Peter was the loyal servant of Juliet’s Nurse, a major character who acts as a go-between for Romeo and Juliet and is the only person besides Friar Laurence to know of the star-crossed lovers’ wedding. I say this as a feeble intro and my loose connection to the Nurse, a major role in Shakespeare’s archetypal love story.
Meera Syal plays the Nurse in the Kenneth Branngh Company’s latest revival at the Garrick Theatre in London. The comedian, writer, playwright, singer, journalist, producer and actress is probably best known for her portrayal as one of Britain’s most loveable Indian personalities, Sanjeev’s grandmother Ummi in THE KUMARS AT NUMBER 42.
Meera signed this sketch for me as she arrived for Saturday’s matinee.
Broadway Royalty Bernadette Peters returned to the London concert stage for the first time in 18 years at the Royal Festival Hall on Friday..
Critic Mark Shenton wrote, “The New York legend lives up to her exalted status,” in his four-star review in The Stage.
Considered one of the most critically acclaimed Broadway performers, Bernadette debuted on the New York stage at the age of ten. She is regarded as the foremost interpreter of the works of Stephen Sondheim, a collaborations which began 32 years ago when she played Dot in the original production of SUNDAY IN THE PARK WITH GEORGE.

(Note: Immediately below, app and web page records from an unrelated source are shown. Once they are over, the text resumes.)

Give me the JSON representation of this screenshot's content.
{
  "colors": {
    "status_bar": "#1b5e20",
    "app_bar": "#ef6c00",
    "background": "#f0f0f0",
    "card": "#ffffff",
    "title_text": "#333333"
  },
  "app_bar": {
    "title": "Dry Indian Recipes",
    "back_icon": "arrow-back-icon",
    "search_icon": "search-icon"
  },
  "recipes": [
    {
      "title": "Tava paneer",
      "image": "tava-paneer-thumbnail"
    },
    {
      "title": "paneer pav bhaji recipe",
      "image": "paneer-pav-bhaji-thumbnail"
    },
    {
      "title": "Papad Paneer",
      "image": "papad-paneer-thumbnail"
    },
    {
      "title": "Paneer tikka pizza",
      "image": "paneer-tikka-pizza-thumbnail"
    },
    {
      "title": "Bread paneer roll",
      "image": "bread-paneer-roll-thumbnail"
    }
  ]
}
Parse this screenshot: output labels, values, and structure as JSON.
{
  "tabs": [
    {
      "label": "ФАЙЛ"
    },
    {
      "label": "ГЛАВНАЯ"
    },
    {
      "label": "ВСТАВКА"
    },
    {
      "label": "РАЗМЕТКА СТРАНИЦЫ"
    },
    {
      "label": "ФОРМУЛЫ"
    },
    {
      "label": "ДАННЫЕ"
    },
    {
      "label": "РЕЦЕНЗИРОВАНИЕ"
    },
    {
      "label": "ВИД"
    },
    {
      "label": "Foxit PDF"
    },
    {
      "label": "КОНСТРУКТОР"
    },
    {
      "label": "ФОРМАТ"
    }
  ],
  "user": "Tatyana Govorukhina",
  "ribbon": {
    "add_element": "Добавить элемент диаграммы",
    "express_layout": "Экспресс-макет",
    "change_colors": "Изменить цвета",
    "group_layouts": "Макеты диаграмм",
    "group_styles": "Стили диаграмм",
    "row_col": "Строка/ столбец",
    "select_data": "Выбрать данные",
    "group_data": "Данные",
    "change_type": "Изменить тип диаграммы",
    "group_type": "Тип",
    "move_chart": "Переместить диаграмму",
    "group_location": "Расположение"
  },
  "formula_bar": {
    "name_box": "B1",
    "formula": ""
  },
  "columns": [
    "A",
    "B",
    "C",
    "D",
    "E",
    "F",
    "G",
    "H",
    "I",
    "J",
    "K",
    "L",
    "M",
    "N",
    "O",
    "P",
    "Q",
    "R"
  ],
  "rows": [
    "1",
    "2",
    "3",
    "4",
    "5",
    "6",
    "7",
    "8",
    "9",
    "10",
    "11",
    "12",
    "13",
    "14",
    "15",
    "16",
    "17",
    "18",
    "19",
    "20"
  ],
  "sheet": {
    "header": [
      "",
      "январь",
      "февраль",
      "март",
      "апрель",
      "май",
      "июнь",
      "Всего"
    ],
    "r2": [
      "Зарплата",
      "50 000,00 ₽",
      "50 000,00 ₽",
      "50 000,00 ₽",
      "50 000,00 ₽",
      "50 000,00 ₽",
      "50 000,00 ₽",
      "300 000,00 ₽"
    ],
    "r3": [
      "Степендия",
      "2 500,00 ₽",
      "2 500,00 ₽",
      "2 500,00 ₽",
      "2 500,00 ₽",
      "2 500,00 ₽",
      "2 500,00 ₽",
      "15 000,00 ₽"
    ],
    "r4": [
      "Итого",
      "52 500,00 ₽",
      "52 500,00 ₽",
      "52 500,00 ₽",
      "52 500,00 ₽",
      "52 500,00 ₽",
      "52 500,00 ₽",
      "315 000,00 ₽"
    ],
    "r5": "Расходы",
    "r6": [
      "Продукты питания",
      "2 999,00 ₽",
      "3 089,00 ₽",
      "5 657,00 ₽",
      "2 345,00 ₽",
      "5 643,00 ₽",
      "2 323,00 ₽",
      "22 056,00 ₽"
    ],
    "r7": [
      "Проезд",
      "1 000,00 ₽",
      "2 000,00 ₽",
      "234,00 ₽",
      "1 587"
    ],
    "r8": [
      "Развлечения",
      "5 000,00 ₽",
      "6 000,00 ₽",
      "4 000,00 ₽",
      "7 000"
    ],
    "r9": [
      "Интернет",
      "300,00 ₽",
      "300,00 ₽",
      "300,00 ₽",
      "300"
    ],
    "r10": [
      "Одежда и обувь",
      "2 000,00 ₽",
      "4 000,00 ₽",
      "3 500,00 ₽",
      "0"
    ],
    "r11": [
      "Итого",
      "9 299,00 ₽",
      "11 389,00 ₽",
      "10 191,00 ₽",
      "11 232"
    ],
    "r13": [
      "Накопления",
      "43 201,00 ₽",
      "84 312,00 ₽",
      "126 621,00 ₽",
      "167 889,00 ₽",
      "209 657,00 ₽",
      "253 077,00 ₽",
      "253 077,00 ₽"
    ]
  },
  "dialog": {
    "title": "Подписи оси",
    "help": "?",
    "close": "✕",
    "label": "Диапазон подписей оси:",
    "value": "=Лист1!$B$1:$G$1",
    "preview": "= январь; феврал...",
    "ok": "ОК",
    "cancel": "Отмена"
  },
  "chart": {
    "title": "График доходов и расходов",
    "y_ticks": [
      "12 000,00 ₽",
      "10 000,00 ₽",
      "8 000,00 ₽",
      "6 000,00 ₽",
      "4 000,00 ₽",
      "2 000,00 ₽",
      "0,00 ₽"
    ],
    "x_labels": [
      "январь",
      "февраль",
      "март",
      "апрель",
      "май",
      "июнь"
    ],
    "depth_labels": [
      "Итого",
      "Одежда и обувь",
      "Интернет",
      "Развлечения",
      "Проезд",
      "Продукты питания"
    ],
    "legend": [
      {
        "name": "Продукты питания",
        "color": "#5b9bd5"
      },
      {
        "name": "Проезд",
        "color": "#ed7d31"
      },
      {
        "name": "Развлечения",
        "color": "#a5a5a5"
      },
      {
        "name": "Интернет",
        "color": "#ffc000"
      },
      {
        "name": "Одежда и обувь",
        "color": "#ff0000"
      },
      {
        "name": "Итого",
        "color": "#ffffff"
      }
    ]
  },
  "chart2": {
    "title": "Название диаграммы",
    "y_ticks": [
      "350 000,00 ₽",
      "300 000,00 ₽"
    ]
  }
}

Nominated for seven Tony awards, winning two and nine Drama Desk Awards, winning three, Bernadette has also appeared in 33 films and TV movies. My first memory of her was the 1976 role as the voluptuous nightclub sensation Vilma Kaplan in Mel Brook’s SILENT MOVIE for which she was nominated for her first of three Golden Globe nominations, winning for PENNIES FROM HEAVEN in 1981. She has also garnered three Emmy Award noms.
I drew this montage sketch of Bernadette which she signed for me at the Festival Hall.